Similarly, the survey by BMG Research for The Independentsuggests that opinion about the target may now be more nuancedthan those who defend it suggest. A total of 47 per cent of people support abandoning the target or raising the cap. When “don’t knows” are excluded, 54 per cent want to ditch the target and 46 per cent want to keep the cap or lower it.
There may also be a growing recognition amongst the public that the rigid target has perverse effects, such as deterring foreign students from coming to the UK – undermining one of the country’s most successful sectors. The target also provides an excuse to stick with discredited policies such as the cap on skilled workers from outside the EU, which has prevented the NHS from recruiting the doctors and nurses it urgently needs.
The Independent welcomes the apparent shift in public opinion. We have consistently opposed the back-of-an-envelope policy announced hastily by David Cameron in the run-up to the 2010 general election, and have exposed its shortcomings in our Drop the Target campaign with the Open Britain group.

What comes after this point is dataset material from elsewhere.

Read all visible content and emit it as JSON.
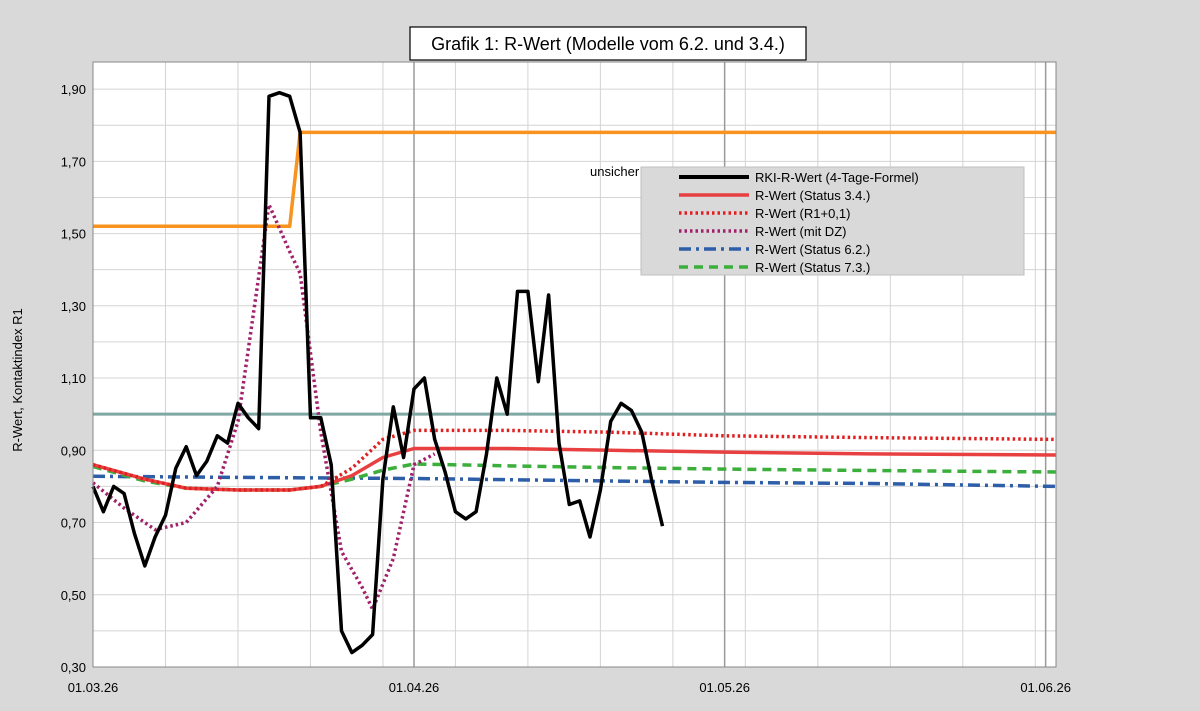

It is now rather misleading to describe the target as the government’s policy; it would be more accurate to say it is the prime minister’s. She is increasingly isolated on the issue in her own party. Cabinet ministers have rightly forced her to ease the cap on visas for foreign doctors and nurses. They scent victory in their efforts to ensure that overseas students are finally taken out of the target, despite Ms May’s longstanding opposition.
Sajid Javid would not normally have been the prime minister’s first choice as home secretary when Amber Rudd resigned in April amid the Windrush scandal, because he had been willing to stand up to Ms May in his previous jobs. But in the circumstances, she acknowledged he was the right choice.
Mr Javid has lived up to his word, on his appointment, about being his own man. He used his position of strength, and Ms May’s relative weakness, to dump her “hostile environment” policy on illegal immigration, which she put in place as home secretary, which allowed the Windrush affair to happen.
Mr Javid is now drawing up the post-Brexit regime for EU migrants. A white paper and immigration bill are long overdue. The home secretary should resist pressure from Downing Street to rush out his policy ahead of parliament’s summer break. He would be wise to wait until after the independent Migration Advisory Committee reports in September. It is likely to highlight how British business will continue to need EU migration.
The government might also need to allow something close to the current free movement system in order to win access to the single market and protect British jobs – that would be a sensible trade-off.
To answer critics who would then accuse her of not honouring the Brexit referendum result, Ms May might be tempted to stick to her migration target as a fig leaf and signal that she is still tough on immigration. Mr Javid, who pays lip service to the target on the grounds that it was in last year’s Tory manifesto, should use his strength to persuade Ms May to drop it.
So opinion appears to be shifting. Some people who worried about immigration may feel the vote in favour of Brexit will sort the problem. Indeed, net migration has fallen from 336,000 to 244,000 a year since 2015, due largely to the “Brexit effect” on EU migration. But it is still running at a level which shows how unrealistic the target remains, and it is an open secret that it will not be met.